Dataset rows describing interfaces

□ □ □ □

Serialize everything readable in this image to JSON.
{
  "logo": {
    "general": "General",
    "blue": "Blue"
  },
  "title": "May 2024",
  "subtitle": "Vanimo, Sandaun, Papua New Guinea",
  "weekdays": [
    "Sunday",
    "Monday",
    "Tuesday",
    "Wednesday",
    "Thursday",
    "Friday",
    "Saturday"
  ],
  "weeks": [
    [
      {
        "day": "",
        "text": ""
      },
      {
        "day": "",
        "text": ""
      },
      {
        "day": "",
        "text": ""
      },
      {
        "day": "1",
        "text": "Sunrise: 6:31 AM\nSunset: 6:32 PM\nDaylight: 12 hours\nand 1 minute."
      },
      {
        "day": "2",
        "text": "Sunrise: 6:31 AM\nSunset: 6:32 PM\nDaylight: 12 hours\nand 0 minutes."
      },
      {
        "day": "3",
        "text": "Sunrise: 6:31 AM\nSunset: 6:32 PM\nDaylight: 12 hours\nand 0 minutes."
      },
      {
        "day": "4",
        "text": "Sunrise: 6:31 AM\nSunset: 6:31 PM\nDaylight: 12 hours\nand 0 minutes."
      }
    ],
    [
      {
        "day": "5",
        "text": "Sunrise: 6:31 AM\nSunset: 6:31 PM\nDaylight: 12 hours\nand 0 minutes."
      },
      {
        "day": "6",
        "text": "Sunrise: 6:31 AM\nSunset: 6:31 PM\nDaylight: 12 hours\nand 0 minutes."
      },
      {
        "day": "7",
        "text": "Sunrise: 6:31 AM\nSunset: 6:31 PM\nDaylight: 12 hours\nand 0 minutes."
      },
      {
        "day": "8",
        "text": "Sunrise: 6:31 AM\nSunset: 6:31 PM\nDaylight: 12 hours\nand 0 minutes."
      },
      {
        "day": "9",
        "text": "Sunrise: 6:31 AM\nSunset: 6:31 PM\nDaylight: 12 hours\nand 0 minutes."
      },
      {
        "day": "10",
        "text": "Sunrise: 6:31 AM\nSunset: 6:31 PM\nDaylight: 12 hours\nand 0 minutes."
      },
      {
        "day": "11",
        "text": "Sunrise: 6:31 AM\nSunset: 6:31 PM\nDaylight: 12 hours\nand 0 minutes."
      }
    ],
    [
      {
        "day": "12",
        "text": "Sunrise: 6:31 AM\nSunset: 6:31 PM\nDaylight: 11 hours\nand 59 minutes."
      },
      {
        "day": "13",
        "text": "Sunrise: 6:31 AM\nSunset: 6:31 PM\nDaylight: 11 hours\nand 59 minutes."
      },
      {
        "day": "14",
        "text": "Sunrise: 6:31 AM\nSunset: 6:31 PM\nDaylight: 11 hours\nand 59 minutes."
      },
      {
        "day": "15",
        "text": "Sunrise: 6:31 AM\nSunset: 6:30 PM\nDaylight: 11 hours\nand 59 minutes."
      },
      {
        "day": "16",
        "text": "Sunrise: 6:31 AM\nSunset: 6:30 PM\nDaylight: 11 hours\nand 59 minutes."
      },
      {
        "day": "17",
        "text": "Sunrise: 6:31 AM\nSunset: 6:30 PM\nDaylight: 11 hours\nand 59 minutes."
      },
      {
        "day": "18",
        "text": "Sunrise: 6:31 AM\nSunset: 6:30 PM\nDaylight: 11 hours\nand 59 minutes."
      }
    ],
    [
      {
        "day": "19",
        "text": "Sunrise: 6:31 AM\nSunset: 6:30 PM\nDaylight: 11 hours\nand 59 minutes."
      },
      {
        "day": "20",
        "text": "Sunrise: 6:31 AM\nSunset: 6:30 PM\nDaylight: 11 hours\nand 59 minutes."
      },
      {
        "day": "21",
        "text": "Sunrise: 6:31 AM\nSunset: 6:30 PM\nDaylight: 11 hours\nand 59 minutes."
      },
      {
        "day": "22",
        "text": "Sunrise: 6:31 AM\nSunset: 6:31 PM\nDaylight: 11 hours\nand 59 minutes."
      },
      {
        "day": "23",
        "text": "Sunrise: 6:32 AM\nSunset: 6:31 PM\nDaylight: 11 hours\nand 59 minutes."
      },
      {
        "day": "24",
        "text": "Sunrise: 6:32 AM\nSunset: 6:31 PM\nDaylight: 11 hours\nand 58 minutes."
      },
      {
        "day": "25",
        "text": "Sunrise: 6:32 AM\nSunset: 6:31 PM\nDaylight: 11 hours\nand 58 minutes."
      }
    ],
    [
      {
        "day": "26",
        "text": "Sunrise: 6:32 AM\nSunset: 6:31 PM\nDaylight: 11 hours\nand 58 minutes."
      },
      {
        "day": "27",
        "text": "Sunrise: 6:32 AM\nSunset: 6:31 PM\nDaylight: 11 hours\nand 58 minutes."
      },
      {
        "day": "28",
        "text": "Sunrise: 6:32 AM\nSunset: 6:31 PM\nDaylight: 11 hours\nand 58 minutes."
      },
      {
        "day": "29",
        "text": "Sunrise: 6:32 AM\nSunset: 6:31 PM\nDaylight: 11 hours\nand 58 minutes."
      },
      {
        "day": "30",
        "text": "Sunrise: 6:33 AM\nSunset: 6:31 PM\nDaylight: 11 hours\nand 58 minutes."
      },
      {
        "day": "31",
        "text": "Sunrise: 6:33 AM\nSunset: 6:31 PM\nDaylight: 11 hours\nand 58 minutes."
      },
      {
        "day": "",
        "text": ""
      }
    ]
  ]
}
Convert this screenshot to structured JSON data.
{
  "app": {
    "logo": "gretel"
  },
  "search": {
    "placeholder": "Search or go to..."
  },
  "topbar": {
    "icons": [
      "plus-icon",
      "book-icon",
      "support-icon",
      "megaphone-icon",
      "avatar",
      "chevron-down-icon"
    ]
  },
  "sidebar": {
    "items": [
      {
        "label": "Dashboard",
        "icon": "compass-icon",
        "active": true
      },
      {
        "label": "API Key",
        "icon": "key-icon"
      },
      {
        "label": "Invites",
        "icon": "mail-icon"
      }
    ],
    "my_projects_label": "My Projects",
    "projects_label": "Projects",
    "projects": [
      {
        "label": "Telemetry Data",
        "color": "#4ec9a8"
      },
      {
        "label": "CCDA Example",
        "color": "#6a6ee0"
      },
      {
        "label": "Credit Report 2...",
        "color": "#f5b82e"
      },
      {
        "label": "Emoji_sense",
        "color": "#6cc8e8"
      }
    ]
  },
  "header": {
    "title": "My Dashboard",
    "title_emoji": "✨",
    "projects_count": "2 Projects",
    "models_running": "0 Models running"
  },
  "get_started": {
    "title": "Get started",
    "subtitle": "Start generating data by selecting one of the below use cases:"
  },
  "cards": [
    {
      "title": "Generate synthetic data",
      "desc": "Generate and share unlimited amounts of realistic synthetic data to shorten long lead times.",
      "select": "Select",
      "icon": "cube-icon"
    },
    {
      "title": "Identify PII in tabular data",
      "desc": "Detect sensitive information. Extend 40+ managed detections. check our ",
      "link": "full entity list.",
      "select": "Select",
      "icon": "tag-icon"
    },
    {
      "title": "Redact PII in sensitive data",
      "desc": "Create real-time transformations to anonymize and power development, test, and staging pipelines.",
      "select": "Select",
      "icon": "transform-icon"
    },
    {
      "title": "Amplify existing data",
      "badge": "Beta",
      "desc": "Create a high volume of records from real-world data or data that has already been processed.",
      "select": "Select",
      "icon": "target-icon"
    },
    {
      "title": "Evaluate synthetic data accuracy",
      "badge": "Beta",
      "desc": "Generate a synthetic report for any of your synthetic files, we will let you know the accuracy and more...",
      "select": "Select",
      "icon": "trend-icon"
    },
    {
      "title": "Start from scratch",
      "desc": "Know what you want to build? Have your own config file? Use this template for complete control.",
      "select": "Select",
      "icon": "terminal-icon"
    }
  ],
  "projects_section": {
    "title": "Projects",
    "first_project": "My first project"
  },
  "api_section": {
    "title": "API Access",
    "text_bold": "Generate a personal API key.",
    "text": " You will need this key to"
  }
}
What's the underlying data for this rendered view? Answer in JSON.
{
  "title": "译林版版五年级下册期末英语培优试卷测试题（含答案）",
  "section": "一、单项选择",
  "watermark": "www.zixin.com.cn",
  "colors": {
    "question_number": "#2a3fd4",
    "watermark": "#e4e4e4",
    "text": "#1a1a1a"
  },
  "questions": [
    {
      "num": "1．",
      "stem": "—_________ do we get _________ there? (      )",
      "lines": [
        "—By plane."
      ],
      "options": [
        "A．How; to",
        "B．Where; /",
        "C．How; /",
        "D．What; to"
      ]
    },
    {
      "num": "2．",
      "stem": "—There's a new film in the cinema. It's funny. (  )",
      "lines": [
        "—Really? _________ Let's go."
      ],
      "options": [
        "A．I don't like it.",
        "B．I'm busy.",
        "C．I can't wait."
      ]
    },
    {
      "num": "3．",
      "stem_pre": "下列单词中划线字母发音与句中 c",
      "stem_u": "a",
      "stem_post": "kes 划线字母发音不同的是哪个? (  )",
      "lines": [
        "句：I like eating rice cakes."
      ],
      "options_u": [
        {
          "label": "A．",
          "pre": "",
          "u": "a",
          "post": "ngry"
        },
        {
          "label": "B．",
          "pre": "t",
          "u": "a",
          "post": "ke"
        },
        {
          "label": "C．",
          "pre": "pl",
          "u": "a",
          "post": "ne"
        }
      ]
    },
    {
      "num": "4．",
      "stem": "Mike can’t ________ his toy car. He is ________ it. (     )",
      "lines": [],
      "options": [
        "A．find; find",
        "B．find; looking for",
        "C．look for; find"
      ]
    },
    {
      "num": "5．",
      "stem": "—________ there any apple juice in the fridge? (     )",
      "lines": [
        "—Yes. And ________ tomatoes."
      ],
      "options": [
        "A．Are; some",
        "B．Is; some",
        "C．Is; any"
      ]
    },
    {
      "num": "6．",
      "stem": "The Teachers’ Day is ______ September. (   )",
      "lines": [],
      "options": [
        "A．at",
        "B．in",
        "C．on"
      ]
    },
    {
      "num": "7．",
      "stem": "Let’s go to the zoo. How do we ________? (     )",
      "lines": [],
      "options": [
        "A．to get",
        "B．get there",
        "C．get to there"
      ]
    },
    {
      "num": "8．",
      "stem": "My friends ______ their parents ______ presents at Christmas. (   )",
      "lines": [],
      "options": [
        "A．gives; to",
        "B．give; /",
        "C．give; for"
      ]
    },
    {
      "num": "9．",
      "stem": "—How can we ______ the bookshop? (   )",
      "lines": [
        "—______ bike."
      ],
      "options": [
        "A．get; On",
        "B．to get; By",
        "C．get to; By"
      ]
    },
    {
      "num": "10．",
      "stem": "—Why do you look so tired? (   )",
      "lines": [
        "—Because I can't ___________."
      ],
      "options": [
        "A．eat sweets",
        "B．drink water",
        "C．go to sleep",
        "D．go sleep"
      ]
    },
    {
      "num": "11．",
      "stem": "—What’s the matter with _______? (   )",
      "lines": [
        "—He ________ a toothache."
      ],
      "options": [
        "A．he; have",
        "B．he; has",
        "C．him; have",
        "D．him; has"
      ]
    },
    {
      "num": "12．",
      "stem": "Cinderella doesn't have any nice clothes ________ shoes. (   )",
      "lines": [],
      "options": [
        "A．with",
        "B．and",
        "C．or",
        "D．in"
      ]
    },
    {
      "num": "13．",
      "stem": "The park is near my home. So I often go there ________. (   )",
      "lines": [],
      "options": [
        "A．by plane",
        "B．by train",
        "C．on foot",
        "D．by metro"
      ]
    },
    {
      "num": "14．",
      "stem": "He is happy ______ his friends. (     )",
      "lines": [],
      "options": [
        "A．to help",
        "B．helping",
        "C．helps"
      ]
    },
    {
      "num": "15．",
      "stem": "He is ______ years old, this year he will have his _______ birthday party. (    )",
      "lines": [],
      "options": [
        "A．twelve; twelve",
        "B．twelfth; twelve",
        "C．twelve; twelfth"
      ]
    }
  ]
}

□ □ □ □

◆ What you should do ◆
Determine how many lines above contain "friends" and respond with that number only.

◆ Completed task ◆
2